We sold our boat in April. For the first time since 1990, we are boatless. When I cross one of the bridges around here and see sails passing on the river or bay, I miss being able to do that. But I knew we’d get another boat eventually, and we can always charter, so I’m dealing.
FCD, on the other hand, wants a boat. Really wants a boat! He’s surfed various and sundry yacht sales sites, looking at what’s available. And with his work schedule in a slight slump while he waits for some purchase orders to be filled, he’s been looking at lots of boats for sale.
Well, he found one that I thought was interesting. It was a trawler (yeah, a power boat…) that was for sale and an amazing price. Most similar boats were listed for $45K to over $100K. This particular one was $19K, advertised as a Handyman’s Special. Well, duh! Having been boat owners for most of the 22 years we’ve been married, we know what we can handle and what is beyond us. And it doesn’t cost anything to look, so Saturday was to be the day.
The boat is at Mears Point Marina in Kent Narrows. That’s across the Bay Bridge from Annapolis on Maryland’s Eastern Shore. We stopped for breakfast enroute, then crossed the bridge and got to the broker’s office just after 11AM. We brought a tool bag, a couple of flashlights, a camera, and a notepad. The broker unlocked the compound, set up a ladder for us, and left us to check it out.
A bit of history: the boat had been taken out of the water 2+ years ago. The owner didn’t pay his yard bills or anything else, so a few months ago, the marine took possession. The boat was then sold to a man in England based on the listing and the photos. The week before he was to come see the boat, he was in a serious auto accident, and his condition made his boat plans impossible. So he listed it for sale about 6 weeks ago.

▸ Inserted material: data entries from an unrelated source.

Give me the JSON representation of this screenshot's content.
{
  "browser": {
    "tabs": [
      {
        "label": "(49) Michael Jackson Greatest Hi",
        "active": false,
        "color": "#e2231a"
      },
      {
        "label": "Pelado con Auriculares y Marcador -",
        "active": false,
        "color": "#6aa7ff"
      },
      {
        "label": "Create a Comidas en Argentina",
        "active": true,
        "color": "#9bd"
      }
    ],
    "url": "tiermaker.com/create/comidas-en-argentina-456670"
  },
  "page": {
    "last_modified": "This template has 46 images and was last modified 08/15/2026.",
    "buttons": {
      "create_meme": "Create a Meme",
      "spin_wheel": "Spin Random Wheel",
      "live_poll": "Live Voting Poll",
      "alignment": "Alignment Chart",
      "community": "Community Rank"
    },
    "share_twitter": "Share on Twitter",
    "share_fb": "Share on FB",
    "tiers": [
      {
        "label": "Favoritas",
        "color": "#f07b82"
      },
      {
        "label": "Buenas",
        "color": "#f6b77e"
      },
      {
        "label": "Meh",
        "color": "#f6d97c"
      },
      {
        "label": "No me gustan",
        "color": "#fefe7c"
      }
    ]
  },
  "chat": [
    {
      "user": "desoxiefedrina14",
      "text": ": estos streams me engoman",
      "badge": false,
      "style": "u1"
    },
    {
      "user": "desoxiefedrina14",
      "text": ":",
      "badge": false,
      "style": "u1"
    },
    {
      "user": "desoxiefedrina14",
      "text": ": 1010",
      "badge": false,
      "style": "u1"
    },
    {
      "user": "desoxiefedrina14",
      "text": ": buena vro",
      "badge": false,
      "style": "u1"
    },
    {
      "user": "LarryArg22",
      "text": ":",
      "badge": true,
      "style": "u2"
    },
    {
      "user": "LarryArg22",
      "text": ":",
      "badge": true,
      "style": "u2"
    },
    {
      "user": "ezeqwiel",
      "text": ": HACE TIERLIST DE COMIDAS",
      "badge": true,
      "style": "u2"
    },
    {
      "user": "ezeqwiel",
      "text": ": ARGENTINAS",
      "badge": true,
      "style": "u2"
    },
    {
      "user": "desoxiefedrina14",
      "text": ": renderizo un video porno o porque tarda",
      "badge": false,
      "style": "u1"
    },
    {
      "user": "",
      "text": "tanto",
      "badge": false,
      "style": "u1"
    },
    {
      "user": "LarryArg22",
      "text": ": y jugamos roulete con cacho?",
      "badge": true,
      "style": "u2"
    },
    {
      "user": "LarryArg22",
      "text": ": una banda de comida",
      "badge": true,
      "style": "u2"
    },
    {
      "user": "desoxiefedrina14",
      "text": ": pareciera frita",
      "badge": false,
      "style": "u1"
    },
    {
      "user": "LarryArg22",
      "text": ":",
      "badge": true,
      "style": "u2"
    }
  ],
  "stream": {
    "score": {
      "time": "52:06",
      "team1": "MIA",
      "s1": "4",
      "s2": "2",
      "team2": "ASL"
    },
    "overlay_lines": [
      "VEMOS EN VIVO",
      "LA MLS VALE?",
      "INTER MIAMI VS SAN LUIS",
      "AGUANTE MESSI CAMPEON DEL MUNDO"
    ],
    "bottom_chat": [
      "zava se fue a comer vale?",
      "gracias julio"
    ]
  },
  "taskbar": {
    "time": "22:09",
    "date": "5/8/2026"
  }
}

Which brings us to Saturday. Mike the broker went back to his office. FCD did a hull inspection and I climbed aboard to start checking out the deck and the interior. There was no doubt that this was a “fixer-upper” – there was evidence of rot in some of the trim wood on deck, and lots of delamination on the deck and the cabin walls. I pushed my foot against one “bubble” on the side of the cabin, and water squirted out. Yeah. So lots of fiberglass was going to have to be removed and replaced, and who knows what might have been under the top layer – we think these cabins were built with plywood sandwiched between fiberglass panels. Chances are there’s lots of rot in the plywood.
Inside the cabin and in both staterooms, more surprises awaited. Water damage was apparent throughout. One section of the overhead was down, and the wood remaining was rotten. Veneer was delaminated in many places. There were many water stains in just about every corner. Some of the parquet flooring was delaminated. We moved one curtain aside to discover something moss-like growing in the window frame. What cushions remained aboard were odiferous.
FCD was impressed with the size and accessibility in the engine room, but that was probably the only thing about this boat that made a good impression. It was beyond a Handyman Special – it was a disaster, plain and simple. Even if they’d offered to give it to us, I’d have said no. We figured it would take at least 2 years to fix it up, and at least $25K in materials. And that’s assuming the engines were still functional after sitting for two and a half years. Needless to say, we’re not going to buy that boat.
Since we had to pass through Annapolis on our way home, we decided to drive through one of our favorite marinas to see what was for sale there. Then we drove to our second favorite marina to look at some others. And we found one that has promise…
Downside – it was built in 1964. Upside – all its major systems and equipment had been replaced or overhauled in the last 2 years or so. The things that were done were done right, and it’s got possibilities. I think it’s a bit overpriced – it would be as if I poured a bunch of money into my old van and tried to sell it to recoup that investment. But we’ve talked about it, and we’ll make a low-ball offer. If they accept it, we’ll get a great deal. If not, we’ll keep looking. On our side – the boat has been on the market since February and they’ve dropped their price once, plus we’ve been told they have or are buying a bigger boat. So they may accept a low offer just to be rid of it.
We shall see. So if we get it, we can have a MMP Three Hour Tour, but only 2 or 3 passengers at a time – it’s just 30’. No arguments of Ginger vs Mary Anne will be tolerated - we all know Lovey Howell was the main mama!
Happy Monday, all! Welcome to a new MMP!!!